Menu Adam R Brown

Notes navigation: Browse by titleBrowse by authorSubject index

Schlozman, Verba, and Brady: Participation's not a paradox

Disclaimer. Don't rely on these old notes in lieu of reading the literature, but they can jog your memory. As a grad student long ago, my peers and I collaborated to write and exchange summaries of political science research. I posted them to a wiki-style website. "Wikisum" is now dead but archived here. I cannot vouch for these notes' accuracy, nor can I even say who wrote them. If you have more recent summaries to add to this collection, send them my way I guess. Sorry for the ads; they cover the costs of keeping this online.

Schlozman, Verba, and Brady. 1995. Participation's not a paradox: The view from American activists. British Journal of Political Science 25 (January): 1-36.

In Brief

Question: How to gratifications compare across political activities? Findings: (Average percentage of respondents who reported each gratification) see p. 16. Consistent with Rational Choice or Logic of Collective Action Predictions?
Independent Variables Selective material benefits 29% (without outlier = 25%) Least important No.
-selective social benefits 30%, Somewhat important Rational choice probably predicts that social benefits are more than "somewhat" important.
-selective civic gratifications 79%, Very important No.
-desire to influence policy gratifications 48% (without outlier = 54%), Important No.
DV -engaging in voluntary activity

Findings

In the 16 types of voluntary activities they tested:

Schlozman et al. also test the subject matter of political activity, but the analysis of gratifications derived from voluntary activity was the primary focus.

Research by the same authors

Research on similar subjects

Tags

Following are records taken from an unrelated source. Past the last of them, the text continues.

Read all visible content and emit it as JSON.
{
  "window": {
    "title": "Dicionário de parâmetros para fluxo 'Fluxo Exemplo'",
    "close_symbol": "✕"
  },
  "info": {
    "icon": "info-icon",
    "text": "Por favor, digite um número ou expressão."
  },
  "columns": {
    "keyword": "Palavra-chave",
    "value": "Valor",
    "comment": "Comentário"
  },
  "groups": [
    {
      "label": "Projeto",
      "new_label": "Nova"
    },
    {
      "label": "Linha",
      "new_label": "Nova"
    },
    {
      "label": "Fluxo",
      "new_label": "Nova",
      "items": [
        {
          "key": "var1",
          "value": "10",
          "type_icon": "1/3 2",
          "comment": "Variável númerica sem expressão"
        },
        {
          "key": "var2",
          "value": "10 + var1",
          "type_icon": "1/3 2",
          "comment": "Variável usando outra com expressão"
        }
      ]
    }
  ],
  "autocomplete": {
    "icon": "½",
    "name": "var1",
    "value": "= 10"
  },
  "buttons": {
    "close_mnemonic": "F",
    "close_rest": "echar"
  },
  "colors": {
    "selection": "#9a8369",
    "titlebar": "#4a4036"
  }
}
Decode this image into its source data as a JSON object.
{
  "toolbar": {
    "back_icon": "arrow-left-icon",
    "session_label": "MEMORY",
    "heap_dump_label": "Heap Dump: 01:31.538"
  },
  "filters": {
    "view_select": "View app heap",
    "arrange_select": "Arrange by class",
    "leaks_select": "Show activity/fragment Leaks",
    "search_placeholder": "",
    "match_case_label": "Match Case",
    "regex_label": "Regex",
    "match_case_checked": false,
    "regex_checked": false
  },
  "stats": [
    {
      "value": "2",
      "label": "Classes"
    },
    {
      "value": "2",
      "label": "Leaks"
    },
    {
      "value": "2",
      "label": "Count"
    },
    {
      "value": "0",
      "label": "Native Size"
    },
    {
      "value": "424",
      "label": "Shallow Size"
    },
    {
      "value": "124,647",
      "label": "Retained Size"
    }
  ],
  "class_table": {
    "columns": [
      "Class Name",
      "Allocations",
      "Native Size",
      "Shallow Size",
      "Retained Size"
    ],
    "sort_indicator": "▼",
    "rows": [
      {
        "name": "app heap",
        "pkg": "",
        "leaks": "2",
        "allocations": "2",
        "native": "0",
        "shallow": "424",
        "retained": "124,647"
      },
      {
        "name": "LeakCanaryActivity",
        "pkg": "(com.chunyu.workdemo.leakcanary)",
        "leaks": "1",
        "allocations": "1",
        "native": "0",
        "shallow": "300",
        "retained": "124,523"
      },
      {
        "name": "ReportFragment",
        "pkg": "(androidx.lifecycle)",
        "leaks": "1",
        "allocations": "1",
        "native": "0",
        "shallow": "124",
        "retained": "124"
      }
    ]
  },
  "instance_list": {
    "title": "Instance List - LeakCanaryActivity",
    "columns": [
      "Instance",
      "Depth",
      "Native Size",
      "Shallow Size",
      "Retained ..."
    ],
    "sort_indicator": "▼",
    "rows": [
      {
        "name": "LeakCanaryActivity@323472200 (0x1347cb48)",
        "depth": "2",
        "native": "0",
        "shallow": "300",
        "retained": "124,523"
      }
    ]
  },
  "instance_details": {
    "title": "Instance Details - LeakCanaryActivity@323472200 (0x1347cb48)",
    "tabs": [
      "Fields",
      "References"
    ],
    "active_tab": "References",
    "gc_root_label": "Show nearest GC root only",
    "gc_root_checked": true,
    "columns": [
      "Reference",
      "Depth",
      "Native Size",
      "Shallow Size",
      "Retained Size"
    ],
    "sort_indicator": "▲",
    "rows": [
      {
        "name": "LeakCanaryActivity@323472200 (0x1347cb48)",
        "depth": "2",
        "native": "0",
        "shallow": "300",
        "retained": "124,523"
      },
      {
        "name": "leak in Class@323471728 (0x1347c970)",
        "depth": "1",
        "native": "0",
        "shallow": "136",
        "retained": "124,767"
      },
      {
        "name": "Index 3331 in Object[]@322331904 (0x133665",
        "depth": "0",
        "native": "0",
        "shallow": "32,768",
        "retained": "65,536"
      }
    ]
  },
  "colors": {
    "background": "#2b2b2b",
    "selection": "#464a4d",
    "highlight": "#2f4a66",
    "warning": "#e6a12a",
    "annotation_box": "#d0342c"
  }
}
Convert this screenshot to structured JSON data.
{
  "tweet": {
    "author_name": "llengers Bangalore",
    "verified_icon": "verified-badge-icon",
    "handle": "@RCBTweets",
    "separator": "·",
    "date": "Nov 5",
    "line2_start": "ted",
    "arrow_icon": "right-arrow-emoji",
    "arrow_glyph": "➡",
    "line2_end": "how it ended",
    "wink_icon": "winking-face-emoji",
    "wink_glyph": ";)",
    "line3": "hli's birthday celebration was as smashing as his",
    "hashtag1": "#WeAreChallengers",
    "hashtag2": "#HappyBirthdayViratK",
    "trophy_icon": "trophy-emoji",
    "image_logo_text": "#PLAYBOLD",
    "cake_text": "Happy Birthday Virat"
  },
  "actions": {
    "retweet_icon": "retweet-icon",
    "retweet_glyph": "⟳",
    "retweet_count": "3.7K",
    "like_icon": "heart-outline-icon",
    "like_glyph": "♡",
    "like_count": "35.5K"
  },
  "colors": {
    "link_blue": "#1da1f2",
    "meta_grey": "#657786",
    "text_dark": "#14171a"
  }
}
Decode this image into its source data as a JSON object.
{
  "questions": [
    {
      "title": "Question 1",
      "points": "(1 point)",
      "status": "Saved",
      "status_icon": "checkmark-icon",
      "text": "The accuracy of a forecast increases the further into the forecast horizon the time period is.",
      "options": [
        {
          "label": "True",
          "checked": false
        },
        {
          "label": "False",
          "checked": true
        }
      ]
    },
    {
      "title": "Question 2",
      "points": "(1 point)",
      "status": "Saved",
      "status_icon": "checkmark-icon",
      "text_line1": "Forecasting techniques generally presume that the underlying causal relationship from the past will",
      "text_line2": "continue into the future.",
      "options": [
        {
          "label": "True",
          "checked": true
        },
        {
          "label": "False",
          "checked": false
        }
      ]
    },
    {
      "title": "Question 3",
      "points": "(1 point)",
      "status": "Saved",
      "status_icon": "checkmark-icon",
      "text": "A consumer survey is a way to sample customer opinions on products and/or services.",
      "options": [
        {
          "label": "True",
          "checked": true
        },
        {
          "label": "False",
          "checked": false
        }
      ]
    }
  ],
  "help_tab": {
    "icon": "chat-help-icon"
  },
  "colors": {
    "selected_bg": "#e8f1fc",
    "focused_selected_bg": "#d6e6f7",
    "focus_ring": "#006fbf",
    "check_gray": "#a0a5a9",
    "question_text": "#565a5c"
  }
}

Schlozman, Kay Lehman (author)Verba, Sidney (author)Brady, Henry (author)Political SciencePolitical TheorySelf-InterestVotingTurnoutProsocial Behavior

Wikisum home: Index of all summaries by title, by author, or by subject.